In the early days of the “nonprofit” movement, organizations were usually made up of well-meaning volunteers. There was more of a focus on passion and energy than on professionalism. In recent years, however, the expectations have changed for nonprofit management staff. With more colleges and universities offering academic programs in nonprofit management and a competitive job market, professionalism has become an expectation. Long-time nonprofit workers may wonder what has been lost and what has been gained by this new focus and further wonder how professional a nonprofit staffer should be?
It is becoming increasingly accepted for an individual to build a professional career out of working in and managing nonprofit organizations. Twenty-five or thirty years ago, it was quite common to have nonprofit organizations and projects run solely on commitment and passion. Now, stricter government regulations (for those agencies receiving government funding), public expectations, and general competition have led nonprofits to become increasingly professional.

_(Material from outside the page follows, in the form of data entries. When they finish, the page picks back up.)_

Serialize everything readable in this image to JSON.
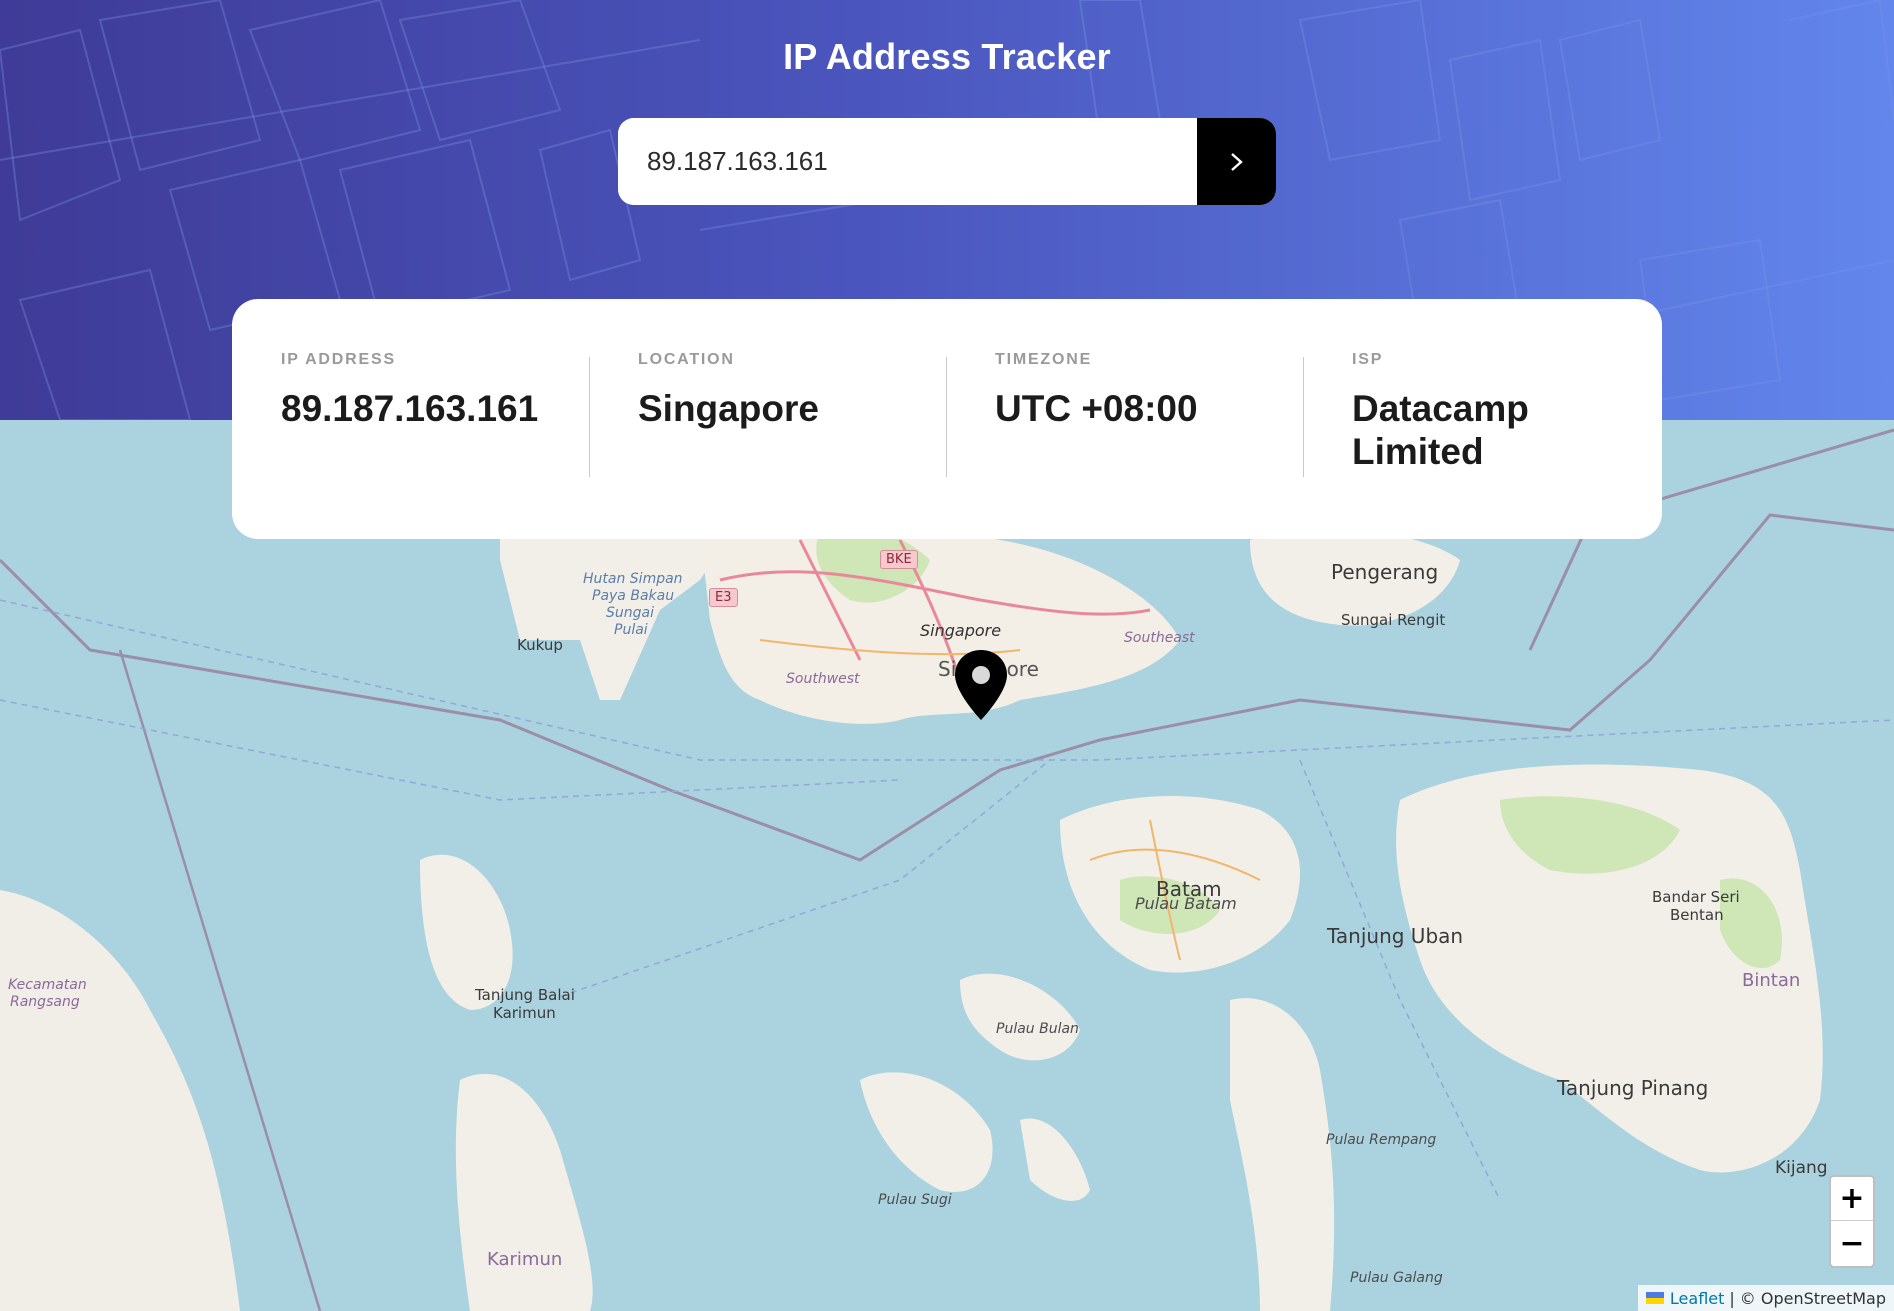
{
  "header": {
    "title": "IP Address Tracker"
  },
  "search": {
    "value": "89.187.163.161",
    "button_label": ">"
  },
  "info": [
    {
      "label": "IP ADDRESS",
      "value": "89.187.163.161"
    },
    {
      "label": "LOCATION",
      "value": "Singapore"
    },
    {
      "label": "TIMEZONE",
      "value": "UTC +08:00"
    },
    {
      "label": "ISP",
      "value": "Datacamp Limited"
    }
  ],
  "map": {
    "labels": {
      "singapore": "Singapore",
      "singapore_big": "Singapore",
      "hutan": "Hutan Simpan",
      "paya": "Paya Bakau",
      "sungai": "Sungai",
      "pulai": "Pulai",
      "kukup": "Kukup",
      "southwest": "Southwest",
      "southeast": "Southeast",
      "pengerang": "Pengerang",
      "sungai_rengit": "Sungai Rengit",
      "batam": "Batam",
      "pulau_batam": "Pulau Batam",
      "tanjung_uban": "Tanjung Uban",
      "bandar_seri": "Bandar Seri",
      "bentan": "Bentan",
      "bintan": "Bintan",
      "tanjung_pinang": "Tanjung Pinang",
      "kijang": "Kijang",
      "pulau_bulan": "Pulau Bulan",
      "pulau_rempang": "Pulau Rempang",
      "pulau_galang": "Pulau Galang",
      "pulau_sugi": "Pulau Sugi",
      "karimun": "Karimun",
      "tanjung_balai": "Tanjung Balai",
      "karimun_town": "Karimun",
      "kecamatan": "Kecamatan",
      "rangsang": "Rangsang"
    },
    "road_shields": {
      "bke": "BKE",
      "e3": "E3"
    },
    "zoom_in": "+",
    "zoom_out": "−",
    "attribution": {
      "leaflet": "Leaflet",
      "separator": "|",
      "osm": "© OpenStreetMap"
    }
  }
}
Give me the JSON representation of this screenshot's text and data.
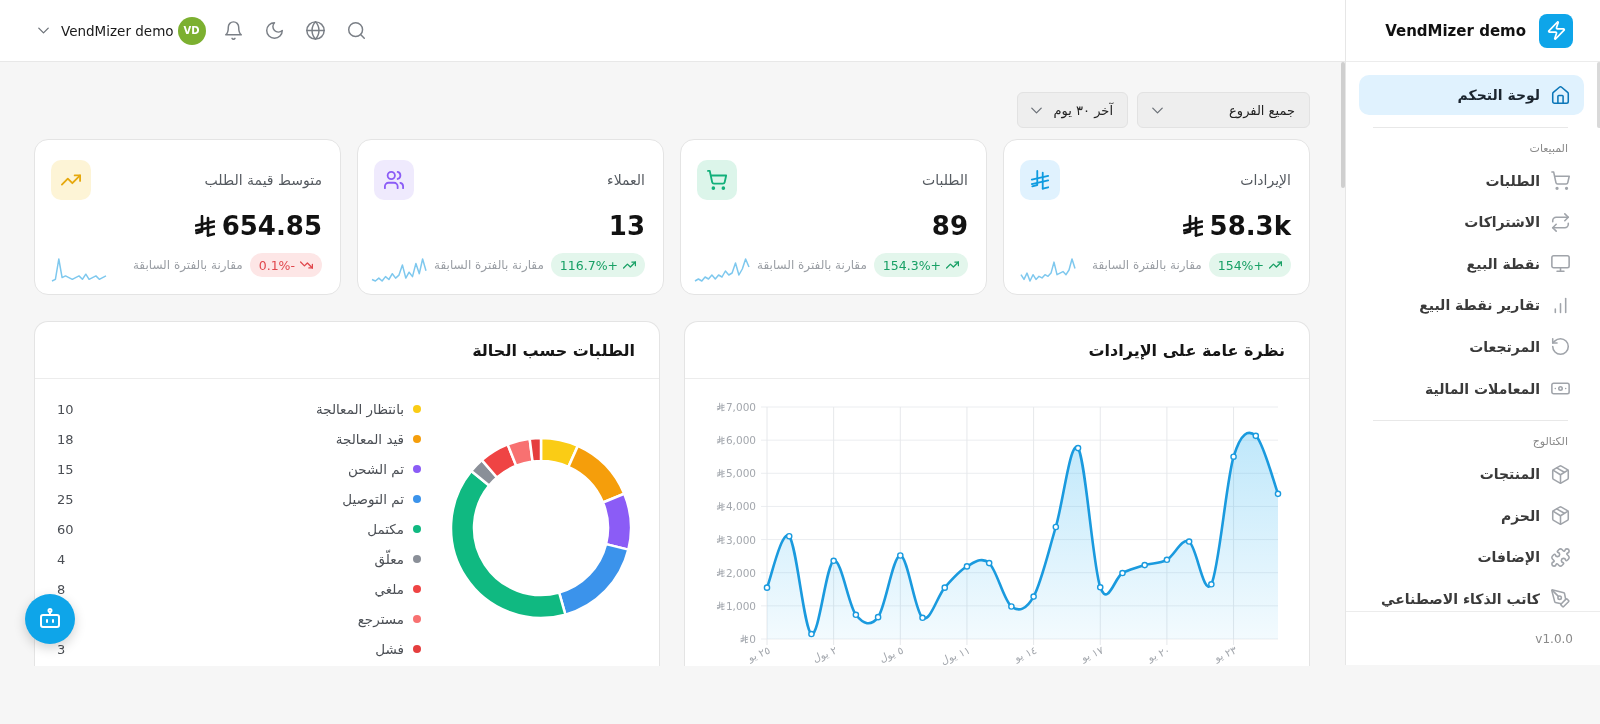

Specialized training in various areas, the need for advanced degrees and ongoing training have all contributed to an increased level of professionalism'”but this is not without conflict.
The level of professionalism should be appropriate for the organization'”it’s culture, board of directors, salaries, etc. It is a bit unreasonable to expect someone with a doctoral degree to head up a tiny grassroots organization with a budget of under $25,000 annually. A good rule of thumb is to consider a combination of education, experience, interest level and commitment to the organization’s mission when evaluating the effectiveness of staff. While individuals will need a certain level of professionalism to work and interact in the community at large, they still also need to balance that with passion for the work. Additionally, staff needs to be able to work with volunteers and board members and to balance the professional expectations with volunteer commitment and enthusiasm.